▶ Problem description
The required answer is every line of the data containing the word "this".

Dataset rows describing interfaces
_ _ _ _ _ _ _

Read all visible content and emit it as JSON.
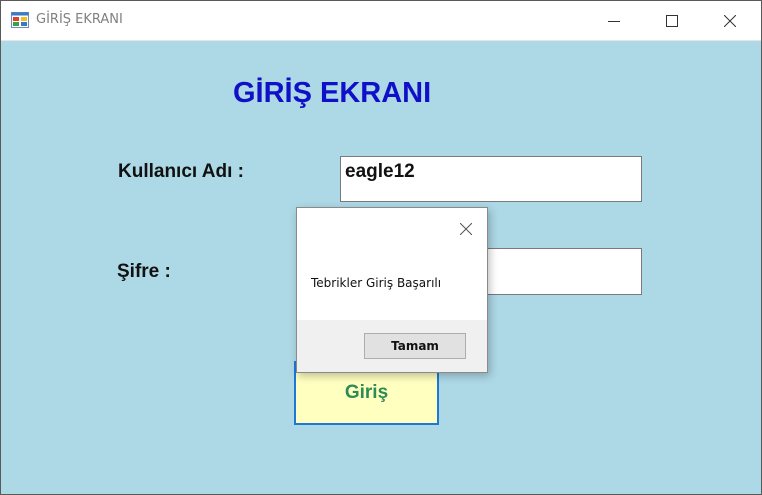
{
  "window": {
    "title": "GİRİŞ EKRANI",
    "icon": "windows-form-icon",
    "controls": [
      "minimize-icon",
      "maximize-icon",
      "close-icon"
    ]
  },
  "form": {
    "heading": "GİRİŞ EKRANI",
    "username_label": "Kullanıcı Adı :",
    "username_value": "eagle12",
    "password_label": "Şifre :",
    "password_value": "",
    "login_button": "Giriş"
  },
  "dialog": {
    "message": "Tebrikler Giriş Başarılı",
    "ok_button": "Tamam",
    "close_icon": "close-icon"
  },
  "colors": {
    "form_background": "#add8e6",
    "heading": "#1010c8",
    "login_button_bg": "#ffffc0",
    "login_button_text": "#2e8b57",
    "login_button_border": "#1e78d8"
  }
}
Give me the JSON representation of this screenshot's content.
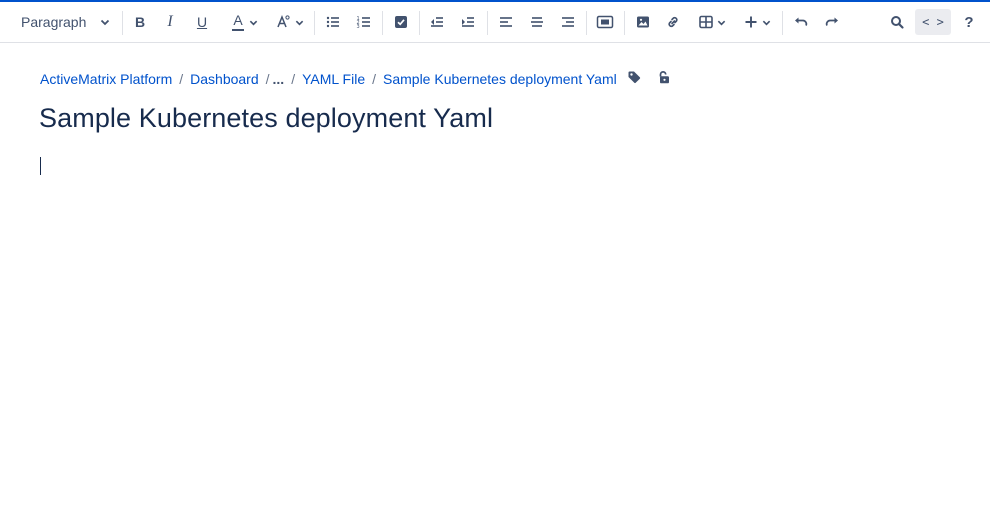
{
  "toolbar": {
    "paragraph_style": "Paragraph",
    "text_color_icon": "A",
    "code_label": "< >",
    "help_label": "?",
    "buttons": [
      {
        "name": "bold-icon",
        "label": "B"
      },
      {
        "name": "italic-icon",
        "label": "I"
      },
      {
        "name": "underline-icon",
        "label": "U"
      }
    ]
  },
  "breadcrumb": {
    "items": [
      "ActiveMatrix Platform",
      "Dashboard",
      "...",
      "YAML File",
      "Sample Kubernetes deployment Yaml"
    ],
    "separator": "/"
  },
  "page": {
    "title": "Sample Kubernetes deployment Yaml"
  },
  "colors": {
    "accent": "#0052cc",
    "text": "#172b4d",
    "icon": "#42526e"
  }
}
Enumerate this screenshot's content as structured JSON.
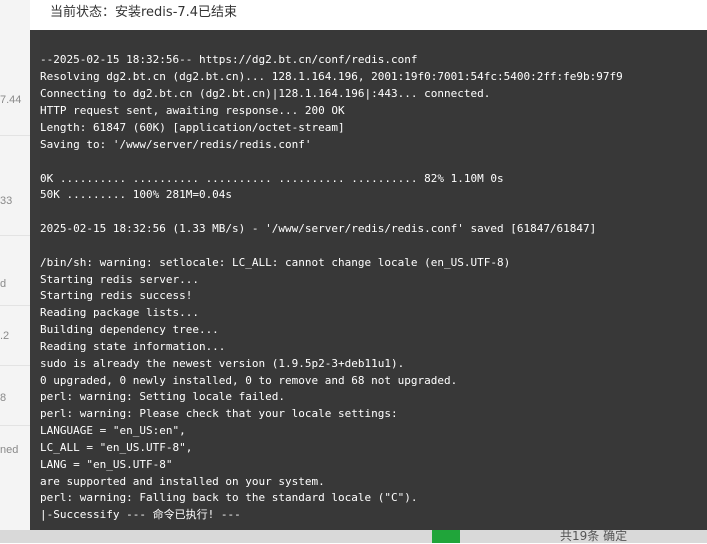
{
  "modal": {
    "title": "当前状态：安装redis-7.4已结束"
  },
  "terminal": {
    "lines": [
      "--2025-02-15 18:32:56-- https://dg2.bt.cn/conf/redis.conf",
      "Resolving dg2.bt.cn (dg2.bt.cn)... 128.1.164.196, 2001:19f0:7001:54fc:5400:2ff:fe9b:97f9",
      "Connecting to dg2.bt.cn (dg2.bt.cn)|128.1.164.196|:443... connected.",
      "HTTP request sent, awaiting response... 200 OK",
      "Length: 61847 (60K) [application/octet-stream]",
      "Saving to: '/www/server/redis/redis.conf'",
      "",
      "0K .......... .......... .......... .......... .......... 82% 1.10M 0s",
      "50K ......... 100% 281M=0.04s",
      "",
      "2025-02-15 18:32:56 (1.33 MB/s) - '/www/server/redis/redis.conf' saved [61847/61847]",
      "",
      "/bin/sh: warning: setlocale: LC_ALL: cannot change locale (en_US.UTF-8)",
      "Starting redis server...",
      "Starting redis success!",
      "Reading package lists...",
      "Building dependency tree...",
      "Reading state information...",
      "sudo is already the newest version (1.9.5p2-3+deb11u1).",
      "0 upgraded, 0 newly installed, 0 to remove and 68 not upgraded.",
      "perl: warning: Setting locale failed.",
      "perl: warning: Please check that your locale settings:",
      "LANGUAGE = \"en_US:en\",",
      "LC_ALL = \"en_US.UTF-8\",",
      "LANG = \"en_US.UTF-8\"",
      "are supported and installed on your system.",
      "perl: warning: Falling back to the standard locale (\"C\").",
      "|-Successify --- 命令已执行! ---"
    ]
  },
  "background": {
    "left_fragments": [
      "7.44",
      "33",
      "d",
      ".2",
      "8",
      "ned"
    ],
    "bottom_text": "共19条 确定"
  },
  "colors": {
    "terminal_bg": "#383838",
    "terminal_text": "#ffffff",
    "header_bg": "#ffffff",
    "accent_green": "#20a53a"
  }
}
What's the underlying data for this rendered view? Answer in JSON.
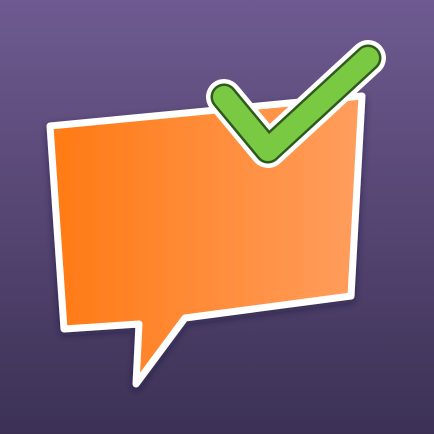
{
  "icon": {
    "name": "speech-bubble-checkmark-app-icon",
    "colors": {
      "background_top": "#6e5a90",
      "background_bottom": "#3c3155",
      "bubble_left": "#ff7a14",
      "bubble_right": "#ff9e5e",
      "outline": "#ffffff",
      "check": "#7ac943",
      "check_outline": "#2f5a1e"
    }
  }
}
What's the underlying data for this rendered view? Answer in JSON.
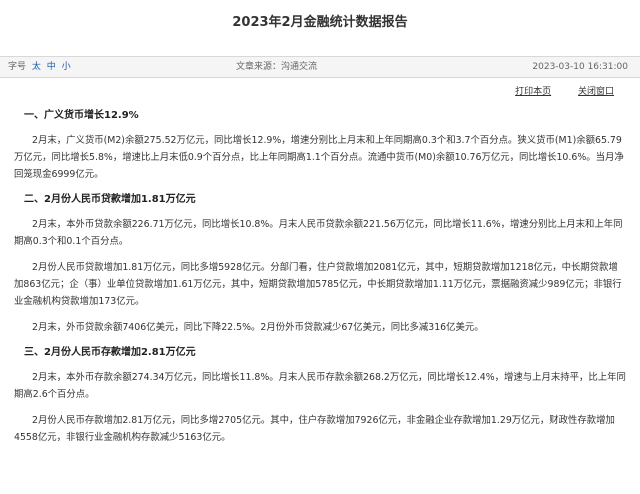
{
  "title": "2023年2月金融统计数据报告",
  "meta": {
    "font_label": "字号",
    "font_large": "太",
    "font_medium": "中",
    "font_small": "小",
    "source": "文章来源：沟通交流",
    "date": "2023-03-10 16:31:00"
  },
  "actions": {
    "print": "打印本页",
    "close": "关闭窗口"
  },
  "sections": [
    {
      "heading": "一、广义货币增长12.9%",
      "paragraphs": [
        "2月末，广义货币(M2)余额275.52万亿元，同比增长12.9%，增速分别比上月末和上年同期高0.3个和3.7个百分点。狭义货币(M1)余额65.79万亿元，同比增长5.8%，增速比上月末低0.9个百分点，比上年同期高1.1个百分点。流通中货币(M0)余额10.76万亿元，同比增长10.6%。当月净回笼现金6999亿元。"
      ]
    },
    {
      "heading": "二、2月份人民币贷款增加1.81万亿元",
      "paragraphs": [
        "2月末，本外币贷款余额226.71万亿元，同比增长10.8%。月末人民币贷款余额221.56万亿元，同比增长11.6%，增速分别比上月末和上年同期高0.3个和0.1个百分点。",
        "2月份人民币贷款增加1.81万亿元，同比多增5928亿元。分部门看，住户贷款增加2081亿元，其中，短期贷款增加1218亿元，中长期贷款增加863亿元；企（事）业单位贷款增加1.61万亿元，其中，短期贷款增加5785亿元，中长期贷款增加1.11万亿元，票据融资减少989亿元；非银行业金融机构贷款增加173亿元。",
        "2月末，外币贷款余额7406亿美元，同比下降22.5%。2月份外币贷款减少67亿美元，同比多减316亿美元。"
      ]
    },
    {
      "heading": "三、2月份人民币存款增加2.81万亿元",
      "paragraphs": [
        "2月末，本外币存款余额274.34万亿元，同比增长11.8%。月末人民币存款余额268.2万亿元，同比增长12.4%，增速与上月末持平，比上年同期高2.6个百分点。",
        "2月份人民币存款增加2.81万亿元，同比多增2705亿元。其中，住户存款增加7926亿元，非金融企业存款增加1.29万亿元，财政性存款增加4558亿元，非银行业金融机构存款减少5163亿元。"
      ]
    }
  ]
}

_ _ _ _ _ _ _

▶ Written reply
Give me the JSON representation of this screenshot's content.
Enumerate this screenshot's content as structured JSON.
What's the underlying data for this rendered view? Answer in JSON.
What's the underlying data for this rendered view? Answer in JSON.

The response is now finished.